Comparing teams from different eras is a fruitless pursuit, but it is fun and it will fill up a few long winter nights ahead.
Are Dublin the greatest team ever to lace boots in Gaelic football? It’s hard to say…
They’ve won four in a row - a first for a team in the capital and only the fourth time in over a century and a quarter that it’s been done in the big ball game. They’re in rarified air, living with the best.
There’s little doubt that they’d have beaten the Wexford team of the early 20th century and the Kerry side of the thirties. They’d have beaten the golden years Kingdom team as well.
Whenever the next great team come along, it'll be said that they would have beaten today's best too. That’s not to say they’re better than them though.
Dublin are without doubt the best-prepared, best-conditioned, best-resourced side in football history. They’re bigger, fitter, faster and stronger than anything that has gone before because they are a product of the modern era.

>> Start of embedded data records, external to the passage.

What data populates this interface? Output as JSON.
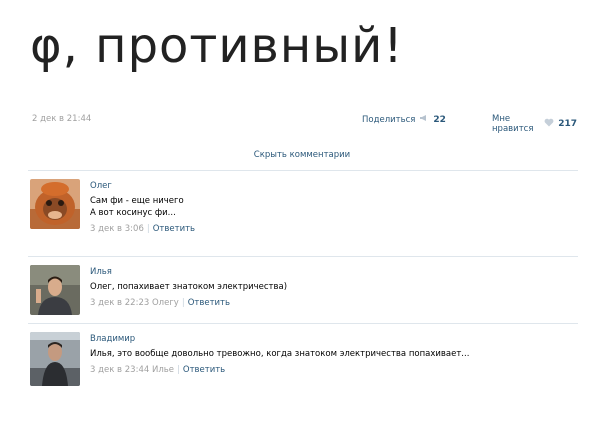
{
  "post": {
    "title": "φ, противный!",
    "date": "2 дек в 21:44",
    "share_label": "Поделиться",
    "share_count": "22",
    "like_label": "Мне нравится",
    "like_count": "217",
    "hide_comments": "Скрыть комментарии",
    "share_icon": "megaphone-icon",
    "like_icon": "heart-icon"
  },
  "comments": [
    {
      "author": "Олег",
      "lines": [
        "Сам фи - еще ничего",
        "А вот косинус фи..."
      ],
      "time": "3 дек в 3:06",
      "to": "",
      "reply": "Ответить"
    },
    {
      "author": "Илья",
      "lines": [
        "Олег, попахивает знатоком электричества)"
      ],
      "time": "3 дек в 22:23",
      "to": "Олегу",
      "reply": "Ответить"
    },
    {
      "author": "Владимир",
      "lines": [
        "Илья, это вообще довольно тревожно, когда знатоком электричества попахивает..."
      ],
      "time": "3 дек в 23:44",
      "to": "Илье",
      "reply": "Ответить"
    }
  ],
  "colors": {
    "link": "#2b587a",
    "muted": "#a0a0a0",
    "divider": "#dfe6ec"
  }
}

Kerry 1979 were better than Kerry 1929 because, at the time, they were cutting edge.
Is Brian Fenton a better footballer than Jack O’Shea was? Maybe, maybe not, but comparing a player from the seventies with a player from the current day is apples and oranges.
Kerry won eight All-Ireland titles under Mick O’Dwyer, a stand alone in 1975, four in-a-row between ’78 and ’81 and then three back-to-back from ’84 to ’86.
The Kingdom put four on the bounce 1929 to ’32, following on from Wexford’s 1915 to ’18 foursome.
Modern-day Dublin have six All-Ireland titles in eight years. They came in 2011, ’13, ’15, ’16, ’17 and ’18. In that time they’ve won five League titles and compiled a record-breaking 36-game unbeaten run in competitive matches.
Five in a row, something never done in hurling or football before, doesn’t look beyond them given the distance they’ve put between themselves and the chasing pack over the past 12 months.
Wexford, Kerry, Dublin. They’re all great teams, just don’t compare them.
Let’s just enjoy the Dubs for what they are because it could be a lifetime before the next great team comes along.
This year’s football championship has taken a fair bashing from the critics and Dublin’s style of play hasn’t been for everyone. The swashbuckling early years of Gavin’s management have given way to a more thoughtful, slower style.
That shouldn’t take away from any of their achievements. Eleven of them now have six All-Ireland medals.
One of them, in his 200th competitive game for the Dubs, Stephen Cluxton, captained a team to an All-Ireland title for a fifth time - another record. He made his debut in 2001 and had to wait ten years for his first All-Ireland.
Other six-timers are Cian O’Sullivan, James McCarthy and Philly McMahon, who all started in the 2-17 to 1-14 win over Tyrone. Darren Daly, Mick Fitzsimons, Michael Darragh Macauley and Kevin McManamon all came off the bench on the occasion of their sixth.
Eoghan O’Gara and Paul Flynn were on the bench, but didn’t get a run and Bernard Brogan didn’t make the match-day 26 as he comes back from a cruciate knee ligament injury, though all saw championship game-time this season.
Super sub McManamon explained: "It’s tricky because there are such warriors there on the second 15 that have played so many games, won All Stars, won everything, big players and big personalities in our team.
"They have absolutely the same responsibility in terms of delivering success as the lads that start the game, we always appreciate that and it’s the sum of our parts - we do have a great panel."
Brian Fenton has four All-Ireland medals and he’s never lost a championship game with the Dubs. Jim Gavin has been in charge for six seasons and he’s only ever been beaten once in the summer - dropping the result to Donegal in the 2014 semi-final. It's 28 Championship games unbeaten since then.
But the backbone of this team continues to change. There was more experience on the bench than on the pitch, with players like Eoin Murchan and Brian Howard winning their first All-Irelands on the field of play.
Con O’Callaghan is just in his second season, Jack McCaffrey is only 24 years old, Paul Mannion 25, the same as Ciarán Kilkenny.
McManamon said: "There has been so many slow shifts in the personnel, the management team, different players sticking their hands up at different times. Each year it’s always shifting. Treat each year with respect."
Respect. Treat each year and each era with respect. One isn’t better than the other. They’re just different.